He had always been a ladies man, and now finding himself single once again, he enjoyed socializing and establishing friendships with several local women for companionship. He also continued to spend much of his free time fishing, and visiting with his grand-children. Grandson Tom recalled a Christmas when Frank gave him and his younger brother Jim each a dart gun at Christmas. Frank lay on the floor with a target on his head!
He remained active in the community, and gained its respect ... being selected as an Honored Guest at the 1941 Grand Rapids Golden Jubilee.
Left: Mert and Frank, Right: Frank
(Photos circa 1940)
But according to the 1940 census, however, Frank had left the mines, and was working as a traveling salesman in Minneapolis. He had established a relationship with Victoria A. Hagman, a friendly Swedish lady, eighteen years his junior. Victoria, or 'Vicky' as she was known to her friends and family, was born in 1902 and emigrated from Sweden, arriving at Ellis Island on December 20, 1920. Her maiden name at that time was Angelina Viktoria Danielsson. She was born on September 14, 1902, in Asarum, Blekinge, Sweden. (Sweden Birth Records, U.S. Naturalization Index, Port of New York Passenger Lists):

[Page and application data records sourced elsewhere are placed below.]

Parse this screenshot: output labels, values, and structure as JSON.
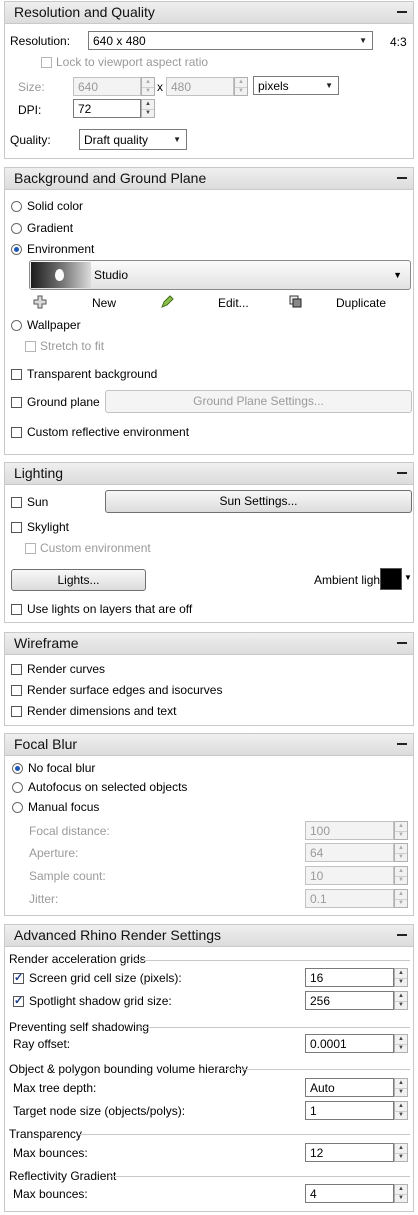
{
  "resolution_panel": {
    "title": "Resolution and Quality",
    "resolution_label": "Resolution:",
    "resolution_value": "640 x 480",
    "aspect": "4:3",
    "lock_label": "Lock to viewport aspect ratio",
    "size_label": "Size:",
    "width": "640",
    "times": "x",
    "height": "480",
    "units": "pixels",
    "dpi_label": "DPI:",
    "dpi": "72",
    "quality_label": "Quality:",
    "quality": "Draft quality"
  },
  "background_panel": {
    "title": "Background and Ground Plane",
    "solid_color": "Solid color",
    "gradient": "Gradient",
    "environment": "Environment",
    "env_name": "Studio",
    "new_label": "New",
    "edit_label": "Edit...",
    "duplicate_label": "Duplicate",
    "wallpaper": "Wallpaper",
    "stretch": "Stretch to fit",
    "transparent": "Transparent background",
    "ground_plane": "Ground plane",
    "ground_plane_settings": "Ground Plane Settings...",
    "custom_reflective": "Custom reflective environment"
  },
  "lighting_panel": {
    "title": "Lighting",
    "sun": "Sun",
    "sun_settings": "Sun Settings...",
    "skylight": "Skylight",
    "custom_env": "Custom environment",
    "lights_button": "Lights...",
    "ambient_label": "Ambient light:",
    "ambient_color": "#000000",
    "use_lights": "Use lights on layers that are off"
  },
  "wireframe_panel": {
    "title": "Wireframe",
    "curves": "Render curves",
    "edges": "Render surface edges and isocurves",
    "dimensions": "Render dimensions and text"
  },
  "focal_panel": {
    "title": "Focal Blur",
    "no_focal": "No focal blur",
    "autofocus": "Autofocus on selected objects",
    "manual": "Manual focus",
    "focal_distance_label": "Focal distance:",
    "focal_distance": "100",
    "aperture_label": "Aperture:",
    "aperture": "64",
    "sample_count_label": "Sample count:",
    "sample_count": "10",
    "jitter_label": "Jitter:",
    "jitter": "0.1"
  },
  "advanced_panel": {
    "title": "Advanced Rhino Render Settings",
    "accel_header": "Render acceleration grids",
    "screen_grid_label": "Screen grid cell size (pixels):",
    "screen_grid": "16",
    "spot_grid_label": "Spotlight shadow grid size:",
    "spot_grid": "256",
    "self_shadow_header": "Preventing self shadowing",
    "ray_offset_label": "Ray offset:",
    "ray_offset": "0.0001",
    "bvh_header": "Object & polygon bounding volume hierarchy",
    "max_depth_label": "Max tree depth:",
    "max_depth": "Auto",
    "target_node_label": "Target node size (objects/polys):",
    "target_node": "1",
    "transparency_header": "Transparency",
    "trans_bounces_label": "Max bounces:",
    "trans_bounces": "12",
    "reflect_header": "Reflectivity Gradient",
    "reflect_bounces_label": "Max bounces:",
    "reflect_bounces": "4"
  },
  "icons": {
    "collapse": "minus-icon",
    "dropdown": "chevron-down-icon",
    "new": "plus-icon",
    "edit": "pencil-icon",
    "duplicate": "copy-icon"
  }
}
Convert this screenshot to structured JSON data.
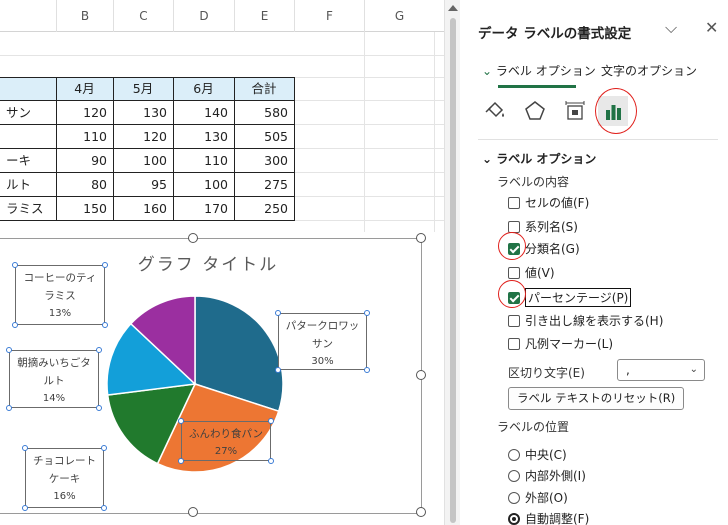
{
  "sheet": {
    "columns": [
      "B",
      "C",
      "D",
      "E",
      "F",
      "G"
    ],
    "headers": [
      "4月",
      "5月",
      "6月",
      "合計"
    ],
    "rows": [
      {
        "label": "サン",
        "values": [
          "120",
          "130",
          "140",
          "580"
        ]
      },
      {
        "label": "",
        "values": [
          "110",
          "120",
          "130",
          "505"
        ]
      },
      {
        "label": "ーキ",
        "values": [
          "90",
          "100",
          "110",
          "300"
        ]
      },
      {
        "label": "ルト",
        "values": [
          "80",
          "95",
          "100",
          "275"
        ]
      },
      {
        "label": "ラミス",
        "values": [
          "150",
          "160",
          "170",
          "250"
        ]
      }
    ]
  },
  "chart_data": {
    "type": "pie",
    "title": "グラフ タイトル",
    "slices": [
      {
        "name": "バタークロワッサン",
        "percent": 30,
        "color": "#1f6b8c"
      },
      {
        "name": "ふんわり食パン",
        "percent": 27,
        "color": "#ed7633"
      },
      {
        "name": "チョコレートケーキ",
        "percent": 16,
        "color": "#217a2d"
      },
      {
        "name": "朝摘みいちごタルト",
        "percent": 14,
        "color": "#139fd9"
      },
      {
        "name": "コーヒーのティラミス",
        "percent": 13,
        "color": "#9b2fa0"
      }
    ],
    "labels": [
      {
        "line1": "コーヒーのティ",
        "line2": "ラミス",
        "pct": "13%"
      },
      {
        "line1": "パタークロワッ",
        "line2": "サン",
        "pct": "30%"
      },
      {
        "line1": "朝摘みいちごタ",
        "line2": "ルト",
        "pct": "14%"
      },
      {
        "line1": "ふんわり食パン",
        "line2": "",
        "pct": "27%"
      },
      {
        "line1": "チョコレート",
        "line2": "ケーキ",
        "pct": "16%"
      }
    ]
  },
  "pane": {
    "title": "データ ラベルの書式設定",
    "tabs": [
      "ラベル オプション",
      "文字のオプション"
    ],
    "section": "ラベル オプション",
    "content_heading": "ラベルの内容",
    "options": [
      {
        "label": "セルの値(F)",
        "checked": false
      },
      {
        "label": "系列名(S)",
        "checked": false
      },
      {
        "label": "分類名(G)",
        "checked": true
      },
      {
        "label": "値(V)",
        "checked": false
      },
      {
        "label": "パーセンテージ(P)",
        "checked": true
      },
      {
        "label": "引き出し線を表示する(H)",
        "checked": false
      },
      {
        "label": "凡例マーカー(L)",
        "checked": false
      }
    ],
    "separator_label": "区切り文字(E)",
    "separator_value": ",",
    "reset_button": "ラベル テキストのリセット(R)",
    "position_heading": "ラベルの位置",
    "positions": [
      {
        "label": "中央(C)",
        "selected": false
      },
      {
        "label": "内部外側(I)",
        "selected": false
      },
      {
        "label": "外部(O)",
        "selected": false
      },
      {
        "label": "自動調整(F)",
        "selected": true
      }
    ]
  }
}
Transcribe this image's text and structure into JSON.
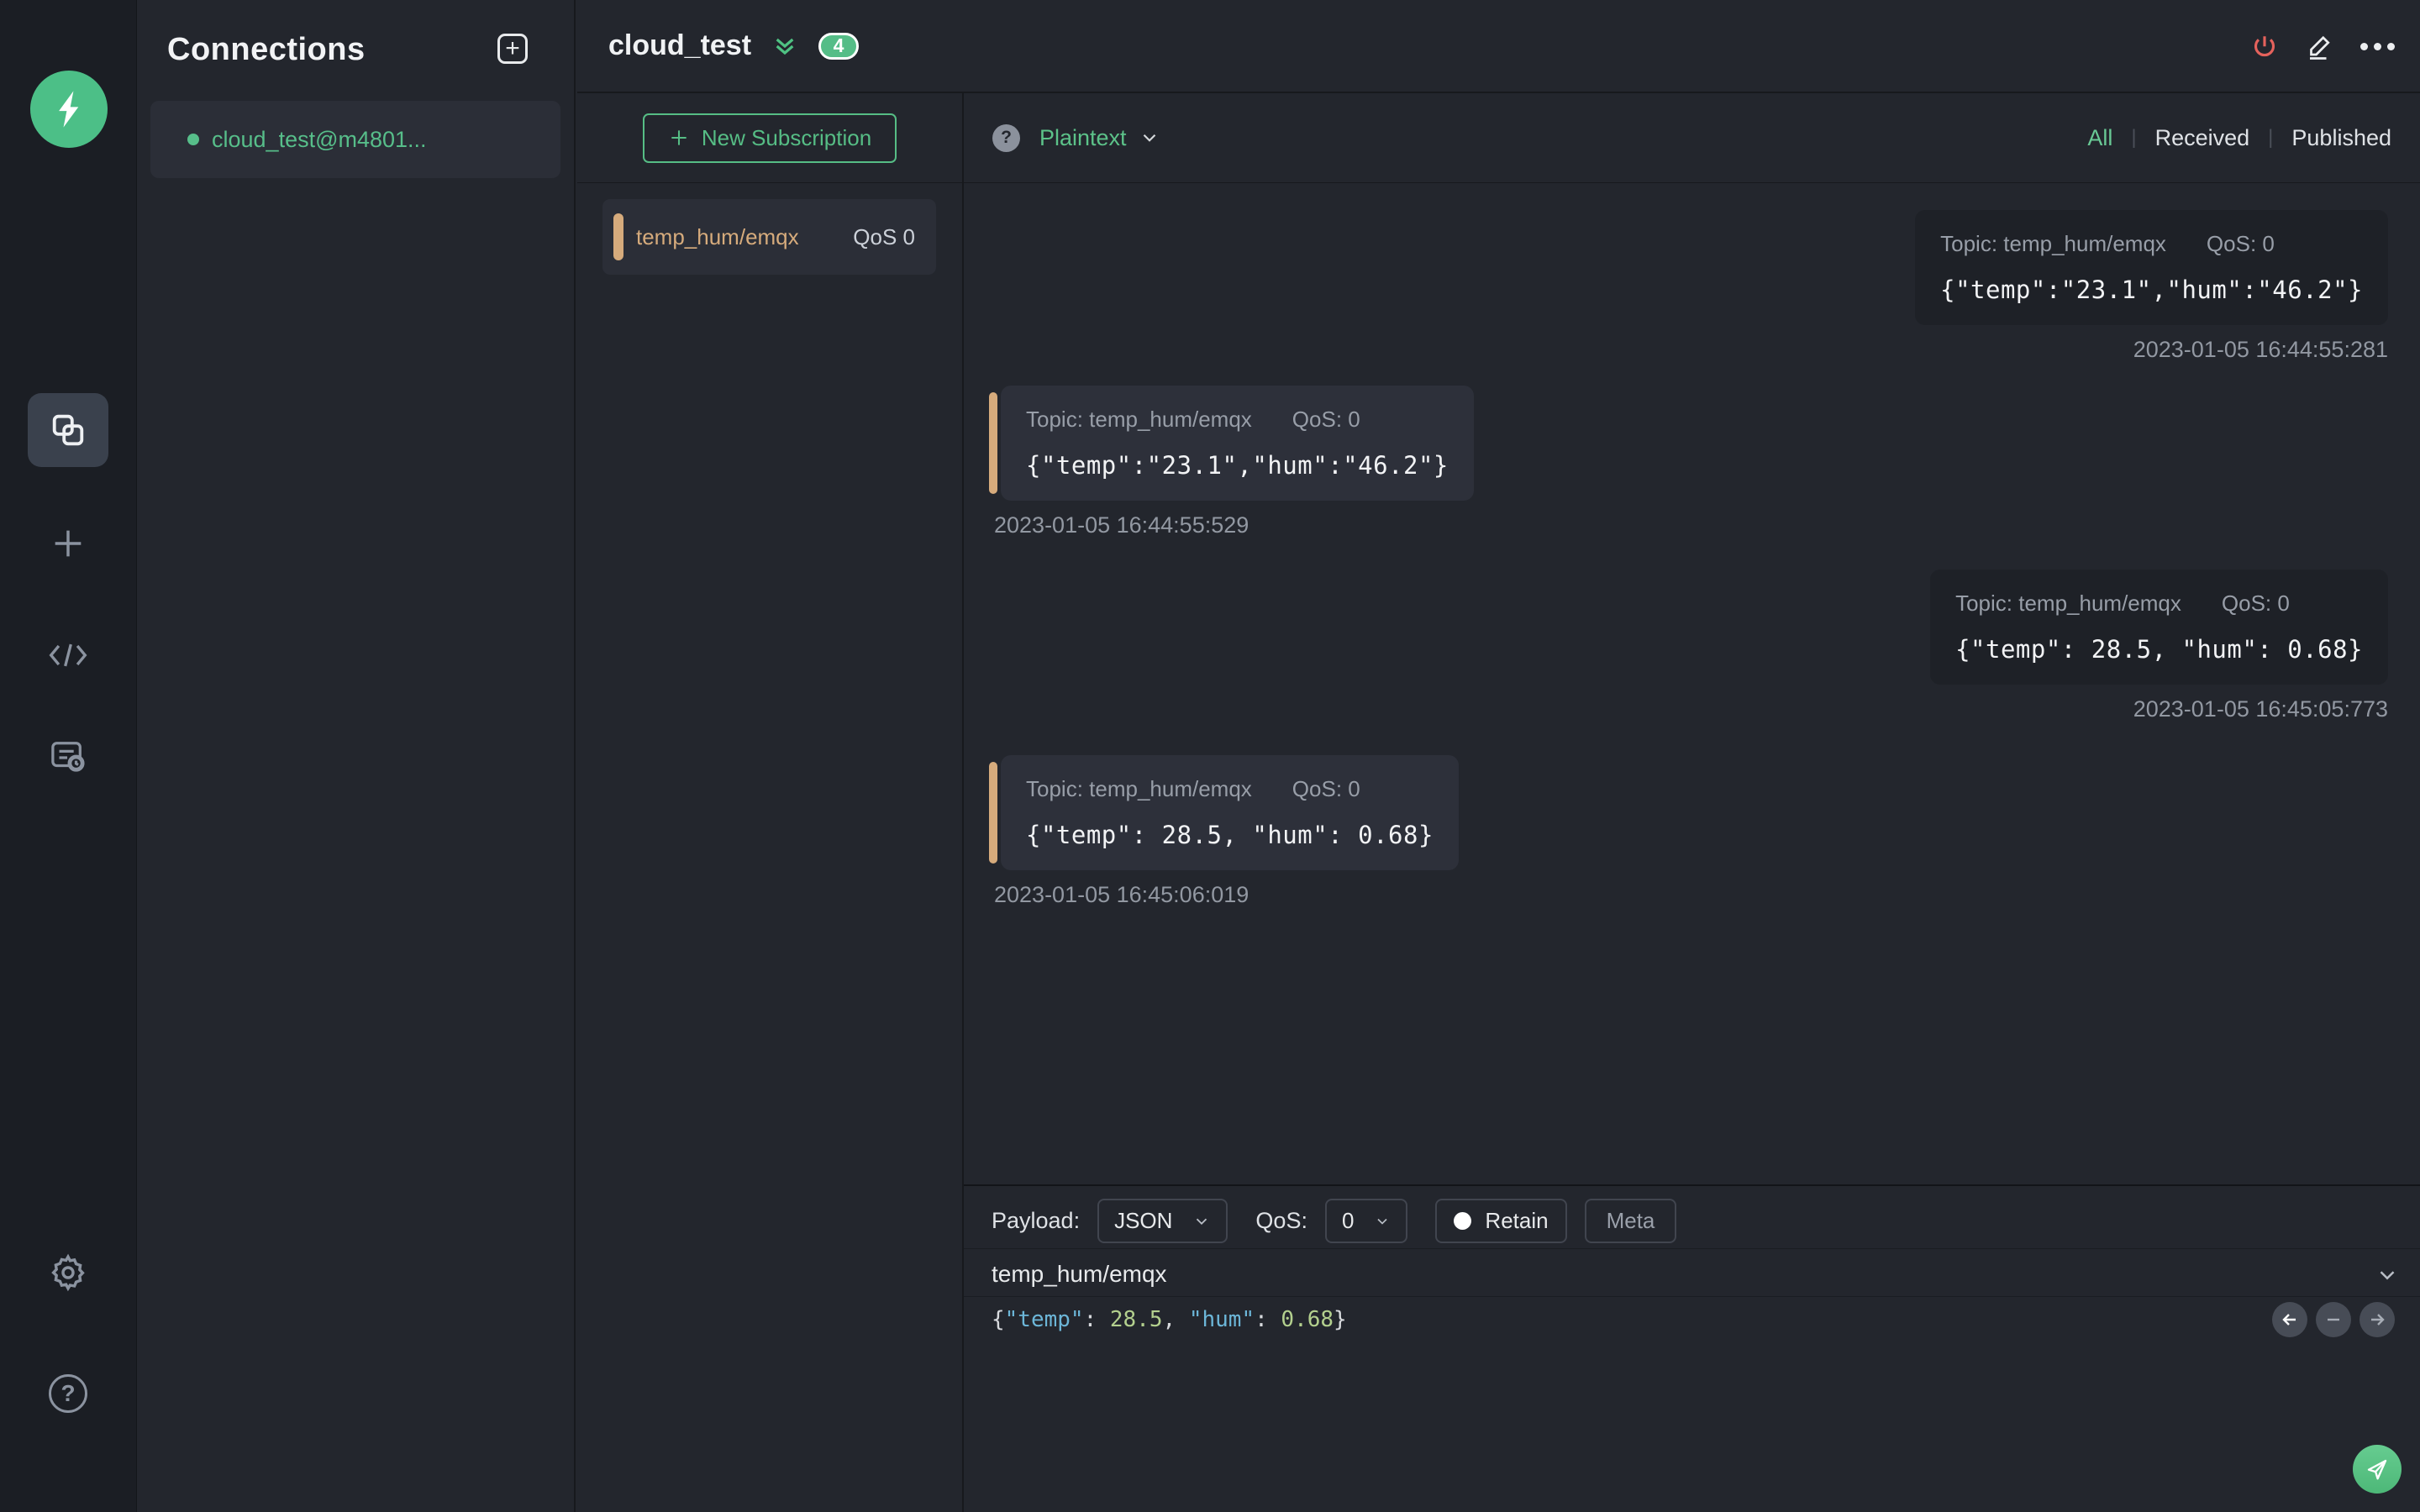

The arrival of Angelina Viktoria Danielsson
(Victoria A. Hagman) in the United States
She married Andrew Hagman in 1923. They were divorced some time between 1930 and 1940. There are no public records that she officially married Frank, but by the 1940 census, Frank and Vicky were listed as man and wife and living at 401 Essex Avenue, Minnetonka:
Digging For Our Defense ... The U.K. of Great Britain Project
1944 ... the world was at war. Frank was working for Medical Arts Building Company, 1200 Roanoke Building. Vicky worked at Sears, Roebuck and Company, 2929 Elliot Avenue South:
On the other side of the globe, military plans were being made for a continental invasion of Europe from Great Britain. There was an emergency need for heavy-equipment operators to travel overseas to assist in building military infrastructure; such as runways, naval ports, and fuel-drilling operations. At 58 years of age, Frank enlisted as a SeaBee and volunteered for a confidential assignment entitled "The UK of Great Britain Project".
Frank needed to submit personal information and a number of references to W.E. Callahan Construction Company for security purposes: (click to enlarge)
|Frank and Vicky after the war|
|Frank, Vicky, and her mother|
|Frank and Vicky|
|Franklin Olin Family Record|
(Found in Franklin's family Bible)